I took a visit to the northern French towns of Crecy and Agincourt, site of infamous Medieval Battles between the French and the English with tour guide Gary Ashley. I knew virtually nothing about this time in history but Gary has a reputation for being one of the best guides in northern France so I knew that I’d be getting The Hundred Years War summary of my life!
I met him at his home in the Seven Valleys, Pas de Calais and we set off for a day of discovery.
Gary is a historian and an absolute mine of information and on the 25 minute drive to Crecy he rattled off facts and figures, anecdotes and opinions as we went through little villages – it was fascinating – and we hadn’t even got started on The Hundred Years War!
At Auchy Le Hesdin he pointed out an abandoned chateau with an old mill factory in the grounds – it used to be a tank depot in WWI, he told us, the tanks went from there to the British troops in the Somme. Blingel, Captain Matthew Latham, “the real Sharpe”, was buried here. Hesdin town, “Rommel skirted this little town, it was one of the “black areas”, German troops everywhere, they thought the invasion would be in this area… there was a cavalry garrison on the French kings here centuries ago – D’Artagnon learned to ride in Hesdin…”
All the way to our destination these little snippets flowed – what Gary doesn’t know about history in these parts probably isn’t worth knowing – he has worked with journalists, authors, historians and researchers galore and supplies information and artefacts to museums around the world.
Hundred Years War Summary
The term “Hundred Years War” is a bit of misnomer since it covers a period of 116 years from 1337-1453. The name was coined in France in the mid-19th Century to describe the wars between France and England at that time. During the entire period there were times of fighting, truces and peace – at one time lasting 9 years (1360-1369).
There were many battles and raiding parties but the two major and most well-known battles of the Hundred Years War were the Battle of Crecy in 1346 and the Battle of Agincourt in 1415
Battle of Crecy
Edward III of England invaded France at Normandy on 12 July 1346. Less of an attempt to control the throne of France and more of a chevauchée – the term used for a medieval raiding party. It was a ferocious and destructive raid and the town of Caen fell to the English just 14 days later. Seemingly invigorated with his success, Edward marched on Paris where the enraged French fought back and Edward turned to the north to try to find a way home.

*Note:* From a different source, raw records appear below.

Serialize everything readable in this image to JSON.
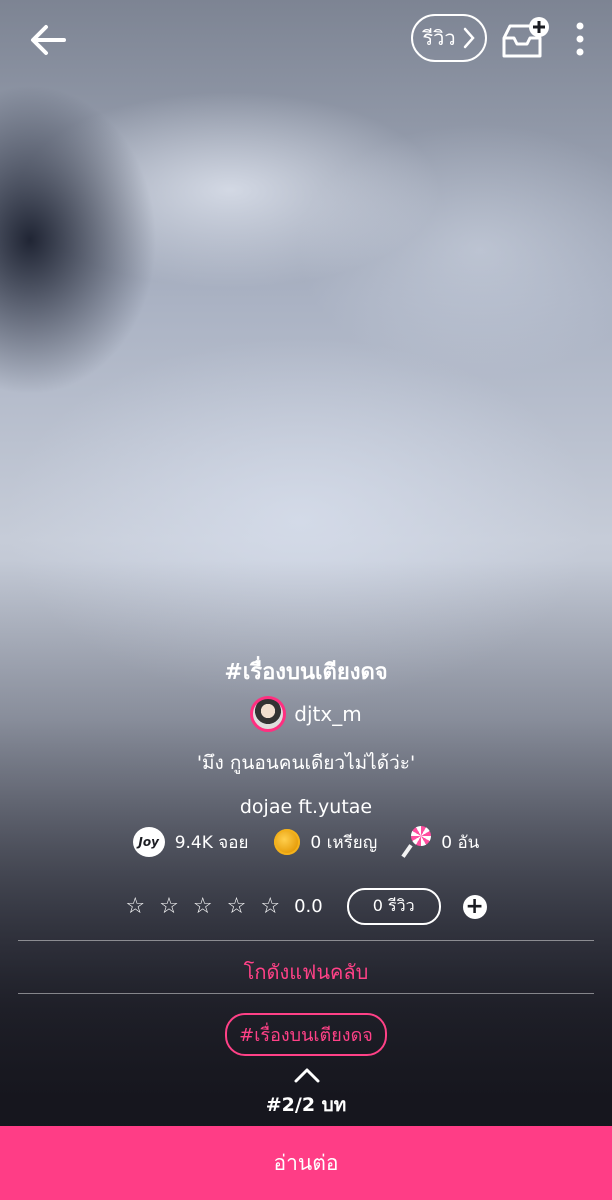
{
  "header": {
    "review_label": "รีวิว",
    "icons": [
      "back-arrow-icon",
      "chevron-right-icon",
      "add-to-shelf-icon",
      "more-vert-icon"
    ]
  },
  "story": {
    "title": "#เรื่องบนเตียงดจ",
    "author": "djtx_m",
    "tagline": "'มึง กูนอนคนเดียวไม่ได้ว่ะ'",
    "pairing": "dojae ft.yutae"
  },
  "stats": {
    "joy_badge": "Joy",
    "joy": "9.4K จอย",
    "coins": "0 เหรียญ",
    "lollipops": "0 อัน"
  },
  "rating": {
    "score": "0.0",
    "reviews": "0 รีวิว"
  },
  "fanclub_label": "โกดังแฟนคลับ",
  "tag": "#เรื่องบนเตียงดจ",
  "chapter": "#2/2 บท",
  "read_button": "อ่านต่อ",
  "colors": {
    "accent": "#ff3d86",
    "accent_text": "#ff4187"
  }
}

What happened next was a major and legendary battle at Crecy in Pas de Calais on 26 August, 1346, remembered largely because it saw the introduction of new weapons and tactics that enabled English victory despite having a much smaller army.
Battle of Agincourt
More than 80 years after Crecy, another English King decided the time was right to invade France and in August 1415, Henry V invaded France and captured the town of Harfleur in Normandy. His men were exhausted by battle, the year was moving towards winter and it was time to go home. He marched his army of 6000 men to Calais which was under English rule at the time. However, just a few miles from Calais Henry V found that the French King Philip VI and his troops were blocking his way and there was no alternative but to fight, despite the fact that the French troops numbered as much as 18,000 men.
Henry V’s military genius prevailed and after a bloody battle which he controlled from the outset, the English dead numbered 300 whilst the French had lost several thousand and most of their nobles. The Battle of Agincourt would be remembered in history as a decisive English victory for the tried and tested tactics. Eventually though, it would be this that led to the defeat of the English because they never changed their tactics and the French commanders learned how to combat them, Gary says “the English never bought anything new to the party – we didn’t move on” and the French finally prevailed.